Element data from apps and pages

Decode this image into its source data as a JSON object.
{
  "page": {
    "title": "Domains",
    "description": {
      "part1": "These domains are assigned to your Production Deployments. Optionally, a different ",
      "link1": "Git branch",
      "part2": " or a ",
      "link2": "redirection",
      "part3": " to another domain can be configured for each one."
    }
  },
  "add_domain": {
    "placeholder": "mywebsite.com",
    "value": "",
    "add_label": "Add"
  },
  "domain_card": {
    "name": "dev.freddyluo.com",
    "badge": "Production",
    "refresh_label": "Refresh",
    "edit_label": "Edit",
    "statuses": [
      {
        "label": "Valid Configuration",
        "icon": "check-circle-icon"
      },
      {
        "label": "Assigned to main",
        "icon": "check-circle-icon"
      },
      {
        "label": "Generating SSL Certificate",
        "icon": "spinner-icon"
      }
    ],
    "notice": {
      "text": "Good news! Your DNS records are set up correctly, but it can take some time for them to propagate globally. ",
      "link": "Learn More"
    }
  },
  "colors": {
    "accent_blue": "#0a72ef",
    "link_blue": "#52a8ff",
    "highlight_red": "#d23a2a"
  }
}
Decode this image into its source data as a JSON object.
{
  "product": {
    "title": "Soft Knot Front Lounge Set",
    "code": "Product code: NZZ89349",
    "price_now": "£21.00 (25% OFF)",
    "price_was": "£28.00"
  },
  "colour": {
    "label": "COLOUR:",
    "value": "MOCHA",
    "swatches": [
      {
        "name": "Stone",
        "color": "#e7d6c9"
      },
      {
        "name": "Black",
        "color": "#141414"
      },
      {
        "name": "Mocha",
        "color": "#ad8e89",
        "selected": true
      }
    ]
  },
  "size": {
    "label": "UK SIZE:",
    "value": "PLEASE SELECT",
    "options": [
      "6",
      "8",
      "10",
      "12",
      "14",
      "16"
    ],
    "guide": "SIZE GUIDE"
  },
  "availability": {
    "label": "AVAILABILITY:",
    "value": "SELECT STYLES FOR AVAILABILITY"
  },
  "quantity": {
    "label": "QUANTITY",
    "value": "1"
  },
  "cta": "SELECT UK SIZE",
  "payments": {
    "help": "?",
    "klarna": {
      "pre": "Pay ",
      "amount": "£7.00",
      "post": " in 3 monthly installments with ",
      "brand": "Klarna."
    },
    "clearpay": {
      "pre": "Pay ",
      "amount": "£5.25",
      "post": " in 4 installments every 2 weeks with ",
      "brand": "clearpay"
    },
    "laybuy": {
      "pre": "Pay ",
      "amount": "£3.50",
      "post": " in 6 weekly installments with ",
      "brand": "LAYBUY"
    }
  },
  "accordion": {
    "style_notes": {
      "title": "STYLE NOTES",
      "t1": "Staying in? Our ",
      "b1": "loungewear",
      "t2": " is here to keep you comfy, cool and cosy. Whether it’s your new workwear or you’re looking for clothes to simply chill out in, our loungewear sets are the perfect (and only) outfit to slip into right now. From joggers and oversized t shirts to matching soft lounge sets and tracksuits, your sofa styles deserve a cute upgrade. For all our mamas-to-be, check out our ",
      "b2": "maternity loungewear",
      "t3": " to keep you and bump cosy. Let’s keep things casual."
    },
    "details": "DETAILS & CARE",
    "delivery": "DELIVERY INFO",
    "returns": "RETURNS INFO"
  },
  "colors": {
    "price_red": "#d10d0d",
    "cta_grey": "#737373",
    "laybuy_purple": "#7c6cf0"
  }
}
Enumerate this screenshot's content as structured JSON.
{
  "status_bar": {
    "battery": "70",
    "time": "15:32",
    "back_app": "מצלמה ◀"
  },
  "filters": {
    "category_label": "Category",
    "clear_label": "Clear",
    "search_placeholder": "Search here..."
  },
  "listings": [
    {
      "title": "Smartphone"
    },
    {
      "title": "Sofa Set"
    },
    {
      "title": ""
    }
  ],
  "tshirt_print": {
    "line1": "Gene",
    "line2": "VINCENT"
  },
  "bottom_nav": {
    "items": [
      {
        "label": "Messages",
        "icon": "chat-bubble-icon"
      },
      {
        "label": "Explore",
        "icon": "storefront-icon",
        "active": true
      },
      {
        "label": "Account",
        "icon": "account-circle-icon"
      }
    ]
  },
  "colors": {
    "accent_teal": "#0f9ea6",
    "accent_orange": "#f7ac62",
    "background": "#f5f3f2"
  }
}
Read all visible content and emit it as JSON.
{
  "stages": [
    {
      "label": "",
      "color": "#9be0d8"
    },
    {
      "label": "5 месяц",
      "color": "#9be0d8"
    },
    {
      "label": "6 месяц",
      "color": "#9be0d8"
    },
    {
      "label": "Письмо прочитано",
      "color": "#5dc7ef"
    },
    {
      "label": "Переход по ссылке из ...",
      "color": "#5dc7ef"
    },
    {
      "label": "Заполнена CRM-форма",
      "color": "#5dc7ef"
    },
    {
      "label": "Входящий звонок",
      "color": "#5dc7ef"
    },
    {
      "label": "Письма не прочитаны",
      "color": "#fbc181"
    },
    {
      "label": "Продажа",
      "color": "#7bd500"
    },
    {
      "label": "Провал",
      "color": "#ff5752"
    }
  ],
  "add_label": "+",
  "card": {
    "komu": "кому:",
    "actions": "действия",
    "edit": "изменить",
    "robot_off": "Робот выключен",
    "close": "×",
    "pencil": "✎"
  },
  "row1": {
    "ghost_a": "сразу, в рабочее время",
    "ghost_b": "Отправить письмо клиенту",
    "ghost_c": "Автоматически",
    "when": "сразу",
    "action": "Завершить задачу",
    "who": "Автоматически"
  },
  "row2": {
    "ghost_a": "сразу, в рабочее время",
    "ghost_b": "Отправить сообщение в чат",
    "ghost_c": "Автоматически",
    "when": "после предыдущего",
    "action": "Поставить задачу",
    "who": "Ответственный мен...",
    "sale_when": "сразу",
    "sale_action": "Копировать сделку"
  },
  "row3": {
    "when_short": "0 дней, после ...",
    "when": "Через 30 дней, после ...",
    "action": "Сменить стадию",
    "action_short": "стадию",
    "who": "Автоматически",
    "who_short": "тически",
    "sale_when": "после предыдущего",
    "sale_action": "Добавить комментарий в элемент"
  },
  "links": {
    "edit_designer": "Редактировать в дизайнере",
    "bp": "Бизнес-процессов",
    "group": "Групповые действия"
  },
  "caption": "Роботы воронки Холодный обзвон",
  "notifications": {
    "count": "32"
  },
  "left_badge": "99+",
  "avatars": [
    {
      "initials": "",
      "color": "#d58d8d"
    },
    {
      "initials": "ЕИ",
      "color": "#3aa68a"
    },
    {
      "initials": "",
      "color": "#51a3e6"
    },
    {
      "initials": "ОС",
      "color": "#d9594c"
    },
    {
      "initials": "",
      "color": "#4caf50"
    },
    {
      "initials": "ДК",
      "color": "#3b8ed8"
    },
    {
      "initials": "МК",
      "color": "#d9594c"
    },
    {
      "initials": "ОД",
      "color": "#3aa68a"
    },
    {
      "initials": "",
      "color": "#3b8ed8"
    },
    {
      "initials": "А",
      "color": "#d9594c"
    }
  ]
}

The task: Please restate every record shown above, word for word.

Result for this task:
Decode this image into its source data as a JSON object.
{
  "page": {
    "title": "Domains",
    "description": {
      "part1": "These domains are assigned to your Production Deployments. Optionally, a different ",
      "link1": "Git branch",
      "part2": " or a ",
      "link2": "redirection",
      "part3": " to another domain can be configured for each one."
    }
  },
  "add_domain": {
    "placeholder": "mywebsite.com",
    "value": "",
    "add_label": "Add"
  },
  "domain_card": {
    "name": "dev.freddyluo.com",
    "badge": "Production",
    "refresh_label": "Refresh",
    "edit_label": "Edit",
    "statuses": [
      {
        "label": "Valid Configuration",
        "icon": "check-circle-icon"
      },
      {
        "label": "Assigned to main",
        "icon": "check-circle-icon"
      },
      {
        "label": "Generating SSL Certificate",
        "icon": "spinner-icon"
      }
    ],
    "notice": {
      "text": "Good news! Your DNS records are set up correctly, but it can take some time for them to propagate globally. ",
      "link": "Learn More"
    }
  },
  "colors": {
    "accent_blue": "#0a72ef",
    "link_blue": "#52a8ff",
    "highlight_red": "#d23a2a"
  }
}
Decode this image into its source data as a JSON object.
{
  "product": {
    "title": "Soft Knot Front Lounge Set",
    "code": "Product code: NZZ89349",
    "price_now": "£21.00 (25% OFF)",
    "price_was": "£28.00"
  },
  "colour": {
    "label": "COLOUR:",
    "value": "MOCHA",
    "swatches": [
      {
        "name": "Stone",
        "color": "#e7d6c9"
      },
      {
        "name": "Black",
        "color": "#141414"
      },
      {
        "name": "Mocha",
        "color": "#ad8e89",
        "selected": true
      }
    ]
  },
  "size": {
    "label": "UK SIZE:",
    "value": "PLEASE SELECT",
    "options": [
      "6",
      "8",
      "10",
      "12",
      "14",
      "16"
    ],
    "guide": "SIZE GUIDE"
  },
  "availability": {
    "label": "AVAILABILITY:",
    "value": "SELECT STYLES FOR AVAILABILITY"
  },
  "quantity": {
    "label": "QUANTITY",
    "value": "1"
  },
  "cta": "SELECT UK SIZE",
  "payments": {
    "help": "?",
    "klarna": {
      "pre": "Pay ",
      "amount": "£7.00",
      "post": " in 3 monthly installments with ",
      "brand": "Klarna."
    },
    "clearpay": {
      "pre": "Pay ",
      "amount": "£5.25",
      "post": " in 4 installments every 2 weeks with ",
      "brand": "clearpay"
    },
    "laybuy": {
      "pre": "Pay ",
      "amount": "£3.50",
      "post": " in 6 weekly installments with ",
      "brand": "LAYBUY"
    }
  },
  "accordion": {
    "style_notes": {
      "title": "STYLE NOTES",
      "t1": "Staying in? Our ",
      "b1": "loungewear",
      "t2": " is here to keep you comfy, cool and cosy. Whether it’s your new workwear or you’re looking for clothes to simply chill out in, our loungewear sets are the perfect (and only) outfit to slip into right now. From joggers and oversized t shirts to matching soft lounge sets and tracksuits, your sofa styles deserve a cute upgrade. For all our mamas-to-be, check out our ",
      "b2": "maternity loungewear",
      "t3": " to keep you and bump cosy. Let’s keep things casual."
    },
    "details": "DETAILS & CARE",
    "delivery": "DELIVERY INFO",
    "returns": "RETURNS INFO"
  },
  "colors": {
    "price_red": "#d10d0d",
    "cta_grey": "#737373",
    "laybuy_purple": "#7c6cf0"
  }
}
Enumerate this screenshot's content as structured JSON.
{
  "status_bar": {
    "battery": "70",
    "time": "15:32",
    "back_app": "מצלמה ◀"
  },
  "filters": {
    "category_label": "Category",
    "clear_label": "Clear",
    "search_placeholder": "Search here..."
  },
  "listings": [
    {
      "title": "Smartphone"
    },
    {
      "title": "Sofa Set"
    },
    {
      "title": ""
    }
  ],
  "tshirt_print": {
    "line1": "Gene",
    "line2": "VINCENT"
  },
  "bottom_nav": {
    "items": [
      {
        "label": "Messages",
        "icon": "chat-bubble-icon"
      },
      {
        "label": "Explore",
        "icon": "storefront-icon",
        "active": true
      },
      {
        "label": "Account",
        "icon": "account-circle-icon"
      }
    ]
  },
  "colors": {
    "accent_teal": "#0f9ea6",
    "accent_orange": "#f7ac62",
    "background": "#f5f3f2"
  }
}
Read all visible content and emit it as JSON.
{
  "stages": [
    {
      "label": "",
      "color": "#9be0d8"
    },
    {
      "label": "5 месяц",
      "color": "#9be0d8"
    },
    {
      "label": "6 месяц",
      "color": "#9be0d8"
    },
    {
      "label": "Письмо прочитано",
      "color": "#5dc7ef"
    },
    {
      "label": "Переход по ссылке из ...",
      "color": "#5dc7ef"
    },
    {
      "label": "Заполнена CRM-форма",
      "color": "#5dc7ef"
    },
    {
      "label": "Входящий звонок",
      "color": "#5dc7ef"
    },
    {
      "label": "Письма не прочитаны",
      "color": "#fbc181"
    },
    {
      "label": "Продажа",
      "color": "#7bd500"
    },
    {
      "label": "Провал",
      "color": "#ff5752"
    }
  ],
  "add_label": "+",
  "card": {
    "komu": "кому:",
    "actions": "действия",
    "edit": "изменить",
    "robot_off": "Робот выключен",
    "close": "×",
    "pencil": "✎"
  },
  "row1": {
    "ghost_a": "сразу, в рабочее время",
    "ghost_b": "Отправить письмо клиенту",
    "ghost_c": "Автоматически",
    "when": "сразу",
    "action": "Завершить задачу",
    "who": "Автоматически"
  },
  "row2": {
    "ghost_a": "сразу, в рабочее время",
    "ghost_b": "Отправить сообщение в чат",
    "ghost_c": "Автоматически",
    "when": "после предыдущего",
    "action": "Поставить задачу",
    "who": "Ответственный мен...",
    "sale_when": "сразу",
    "sale_action": "Копировать сделку"
  },
  "row3": {
    "when_short": "0 дней, после ...",
    "when": "Через 30 дней, после ...",
    "action": "Сменить стадию",
    "action_short": "стадию",
    "who": "Автоматически",
    "who_short": "тически",
    "sale_when": "после предыдущего",
    "sale_action": "Добавить комментарий в элемент"
  },
  "links": {
    "edit_designer": "Редактировать в дизайнере",
    "bp": "Бизнес-процессов",
    "group": "Групповые действия"
  },
  "caption": "Роботы воронки Холодный обзвон",
  "notifications": {
    "count": "32"
  },
  "left_badge": "99+",
  "avatars": [
    {
      "initials": "",
      "color": "#d58d8d"
    },
    {
      "initials": "ЕИ",
      "color": "#3aa68a"
    },
    {
      "initials": "",
      "color": "#51a3e6"
    },
    {
      "initials": "ОС",
      "color": "#d9594c"
    },
    {
      "initials": "",
      "color": "#4caf50"
    },
    {
      "initials": "ДК",
      "color": "#3b8ed8"
    },
    {
      "initials": "МК",
      "color": "#d9594c"
    },
    {
      "initials": "ОД",
      "color": "#3aa68a"
    },
    {
      "initials": "",
      "color": "#3b8ed8"
    },
    {
      "initials": "А",
      "color": "#d9594c"
    }
  ]
}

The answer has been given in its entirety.